“This is far more efficient than cruising a leather bar after midnight, trying to sort the real players from those who are just playing around,” Miksche says.
The apps have also been extremely helpful when it comes to arranging private and semi-private BDSM parities, which Miksche says are thriving.
Edwin Morales, president of the board of directors for Folsom Street Events, explain, “I could tell you without blinking an eye that any given point in San Francisco after 6 p.m. there is some kind of BDSM-orientated sex party happening.”
Morales continues, “While it might not be at a venue; it might be at a private home. That scene is very much alive, very much well, and with the advent of all of the social media dating apps, it is stronger and stronger.”
Then, of course, there are things like IML in Chicago, which attracted over 15,000 kinksters this year, plus Folsom Street Fair in San Francisco, which sees crowds upwards of 400,000, Dore Alley, and Folsom Street East in New York.

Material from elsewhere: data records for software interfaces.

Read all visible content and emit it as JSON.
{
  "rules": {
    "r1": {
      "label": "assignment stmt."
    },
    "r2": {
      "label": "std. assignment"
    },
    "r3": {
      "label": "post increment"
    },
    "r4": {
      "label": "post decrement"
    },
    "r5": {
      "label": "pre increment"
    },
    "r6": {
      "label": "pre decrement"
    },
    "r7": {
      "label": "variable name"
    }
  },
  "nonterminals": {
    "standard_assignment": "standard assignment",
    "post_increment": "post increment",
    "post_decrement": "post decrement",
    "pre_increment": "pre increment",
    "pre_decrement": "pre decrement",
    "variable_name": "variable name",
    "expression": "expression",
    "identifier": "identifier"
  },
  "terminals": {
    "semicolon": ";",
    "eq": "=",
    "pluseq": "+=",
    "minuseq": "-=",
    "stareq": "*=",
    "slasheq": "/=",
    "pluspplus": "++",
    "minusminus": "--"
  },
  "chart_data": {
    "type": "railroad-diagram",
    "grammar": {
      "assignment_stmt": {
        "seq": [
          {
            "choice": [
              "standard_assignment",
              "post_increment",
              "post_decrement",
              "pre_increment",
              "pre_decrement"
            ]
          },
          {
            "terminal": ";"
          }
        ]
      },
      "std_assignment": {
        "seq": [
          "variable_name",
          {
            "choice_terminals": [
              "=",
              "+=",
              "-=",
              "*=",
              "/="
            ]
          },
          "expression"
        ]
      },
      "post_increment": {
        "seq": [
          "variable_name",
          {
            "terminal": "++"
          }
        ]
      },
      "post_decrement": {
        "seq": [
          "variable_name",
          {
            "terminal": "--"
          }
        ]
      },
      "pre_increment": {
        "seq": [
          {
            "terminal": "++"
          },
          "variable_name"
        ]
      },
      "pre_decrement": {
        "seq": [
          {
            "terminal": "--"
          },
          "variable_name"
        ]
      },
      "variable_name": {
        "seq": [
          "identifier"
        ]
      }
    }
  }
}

So, yeah, there might not be as many actual bars that cater exclusively to the leather crowd as in the ’80, or sex clubs where kinksters could find one another before the Internet came around, but that’s no reason to brood.
After all, leather never really goes out of style.
“People always tend to look nostalgically at the past, particularly with the kink scene,” Miksche concludes, and “the scene is not nearly as visible as it was and there’s far more posing going on in the bars and clubs. But that’s no reason to lament.”
“Leather and the larger kink scene is far from dead. It just takes a more discerning eye to see it.”
Photo credit: Aaron Herrera via Queerty